Where clean escaped. The A.V. follows the Tex. Rec., ontwv ajpofugontav; ontwv meaning really, actually, as Luke xxiv. 34; and the participle being the aorist, and so meaning were escaped. But the best texts all read ojligwv, in a little degree, or just, or scarcely; and ajpofeugontav, the present participle, are escaping; and denoting those who are in the early stage of their escape from error, and are not safe from it and confirmed in the truth. Hence, Rev., correctly, who are just escaping. 'Oligwv, only here.
19. Is overcome (htthtai). Lit., is worsted; from hsswn, inferior. Only here, ver. 20, and 2 Cor. xii. 13.
20. Pollutions (miasmata). Only here in New Testament. Compare ver.
10. The word is transcribed in miasma.

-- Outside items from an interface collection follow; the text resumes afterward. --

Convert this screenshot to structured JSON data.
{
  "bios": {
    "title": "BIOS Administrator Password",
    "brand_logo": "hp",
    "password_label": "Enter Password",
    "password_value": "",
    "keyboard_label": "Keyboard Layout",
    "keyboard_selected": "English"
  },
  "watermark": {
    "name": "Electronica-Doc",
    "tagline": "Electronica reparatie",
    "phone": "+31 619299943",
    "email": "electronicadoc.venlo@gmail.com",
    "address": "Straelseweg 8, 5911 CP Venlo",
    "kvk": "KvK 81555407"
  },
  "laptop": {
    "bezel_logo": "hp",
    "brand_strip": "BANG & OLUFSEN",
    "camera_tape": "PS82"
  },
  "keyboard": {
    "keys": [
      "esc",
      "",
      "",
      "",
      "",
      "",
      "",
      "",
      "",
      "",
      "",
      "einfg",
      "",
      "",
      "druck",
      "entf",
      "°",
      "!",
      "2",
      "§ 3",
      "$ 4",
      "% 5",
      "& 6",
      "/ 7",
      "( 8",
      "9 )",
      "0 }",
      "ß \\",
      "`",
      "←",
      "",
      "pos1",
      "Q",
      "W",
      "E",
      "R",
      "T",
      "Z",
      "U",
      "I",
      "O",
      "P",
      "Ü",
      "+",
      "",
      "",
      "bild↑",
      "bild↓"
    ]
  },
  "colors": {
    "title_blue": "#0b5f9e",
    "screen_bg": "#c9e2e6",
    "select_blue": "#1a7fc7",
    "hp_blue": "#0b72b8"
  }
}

Entangled (emplakentev). Only here and 2 Tim. ii. 4. The same metaphor occurs in Aeschylus ("Prometheus"): "For not on a sudden or in ignorance will ye be entangled (emplecqhsesqe) by your folly in an impervious net of Ate (destruction)."
22. According to the true proverb (to thv alhqouv parioimiav). Lit., that of the true proverb, or the matter of the proverb. For a similar construction see Matt. xxi. 21, that of the fig-tree; Matt. viii. 33, the things of those possessed. On proverb, see notes on Matt. xiii. 3. Vomit (exerama). Only here in New Testament.
Wallowing (kulismon). Only here in New Testament.